How Is GFR Calculated?

The health provider uses a method known as a GFR calculator. This is a mathematical formula that estimates the exact rate of filtration per minute. It is done by comparing the results of a blood test that measures creatinine, a waste product filtered by the kidneys. EGFR apart from measuring creatinine can also provide accurate information about the patient’s height, weight, age, and gender which is based on precise mathematical calculations.

Why do I need a GFR test?

GFR may be advised at a later stage as very early-stage kidney disease does not usually show any symptoms. By and large, a GFR test is advised if the patient is at higher risk of getting kidney disease due to certain factors or chronic illnesses such as diabetes, high blood pressure, urinary tract issues, heart disease, or a family history of kidney failure, polycystic kidney disease or when kidneys have started deteriorating.

Symptoms That Indicate Need For GFR

One may need a GFR test if the following symptoms are visible in the body:

  • Unusual urinating
  • Itching
  • Chronic fatigue
  • Swelling in arms, legs, and feet
  • Muscle or abdominal cramps
  • Nausea
  • Loss of appetite
  • Urinary blockage

What Happens During A GFR Test?

Using a small needle, the health care professional takes a blood sample from a vein in the arm to collect a small amount of blood. There is no potential risk of the test other than the slight bruising that goes away in a few hours. The procedure does not take more than five to ten minutes. There is no special preparation other than fasting that is required to be done several hours before the test. The health care provider may ask to stop some medications and give certain instructions that need to be adhered to depending upon the patient’s history and current health condition. He or she should be informed if the person is pregnant as GFR levels will be affected due to pregnancy. While taking blood from some people may be more difficult than from others, apart from that, the test is as simple as a normal blood test.

Also Read: Yoga For Kidney Health: Superb Asanas To Uplift Renal Functions And Detoxify The Body

GFR Results

Though normal value ranges may be slightly different among various laboratories, normally- GFR results may show one of the following:

  • Normal levels that are above 60 ml/min mean you probably don’t have kidney disease
  • Below normal levels that are under 60 ml/min indicate you may have kidney disease
  • Excessively low normal levels or below 15ml/min implies you have kidney failure and will need dialysis or an immediate kidney transplant else it could lead to kidney failure

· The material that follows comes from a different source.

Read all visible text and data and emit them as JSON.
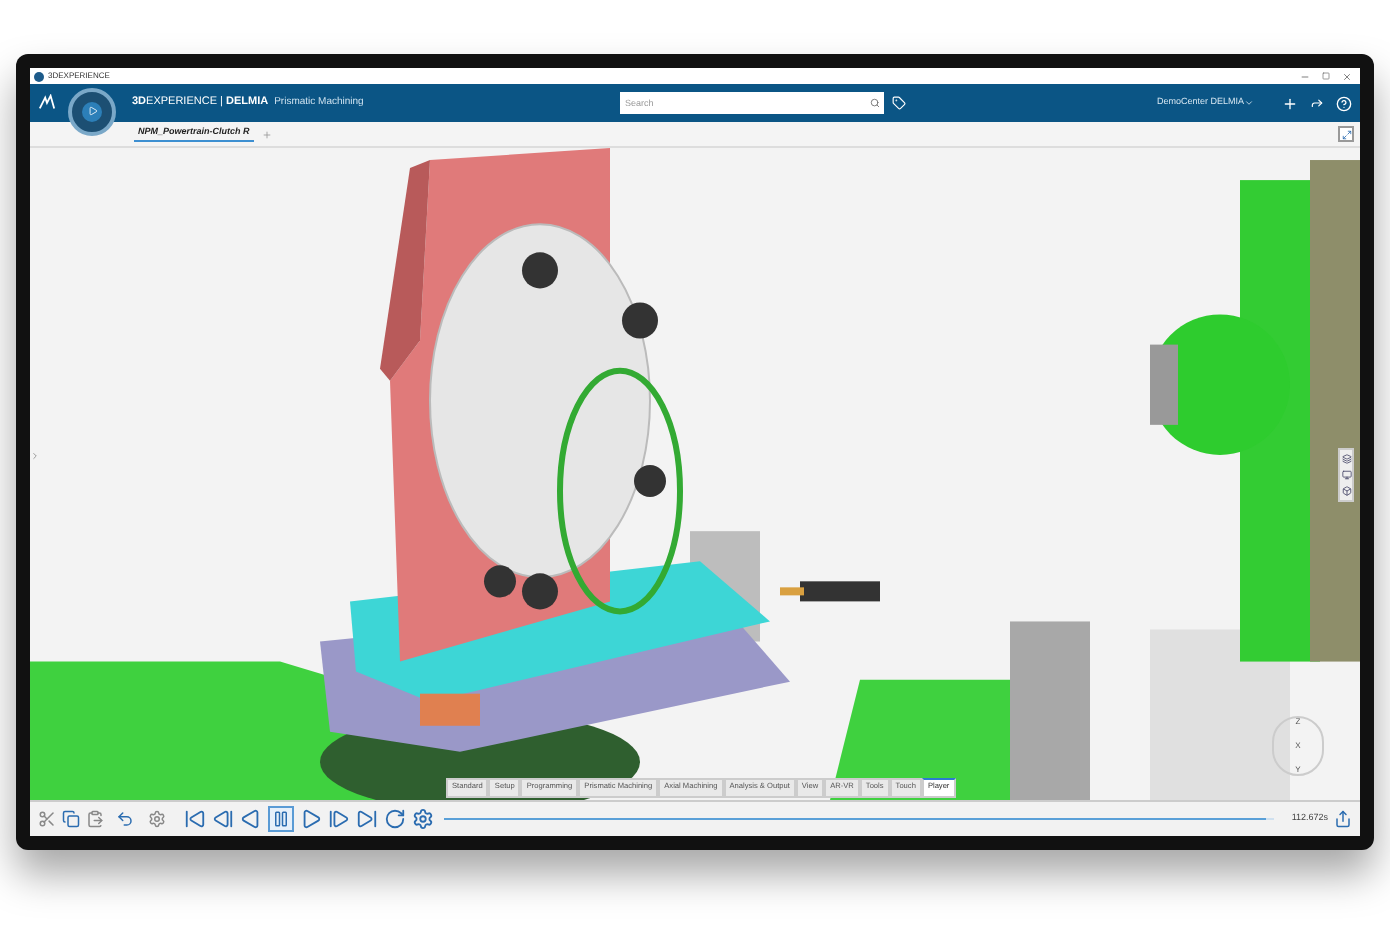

Abnormal or below 60 levels of GFR require immediate treatment. If the treatment is started immediately, it is possible to prevent complications. The only treatment options for kidney failure are dialysis or a kidney transplant. Although damage to the kidneys is usually permanent, many steps can be taken to prevent kidney damage at the very initial stages. For example, one should control blood sugar if you have diabetes and try to stay in the target blood sugar range since diabetes is one of the common causes of kidney failure. Moreover, bringing in lifestyle changes such as getting more exercise and maintaining a healthy weight, avoiding excessive intake of alcohol and smoking can also lead to a healthier set of kidneys.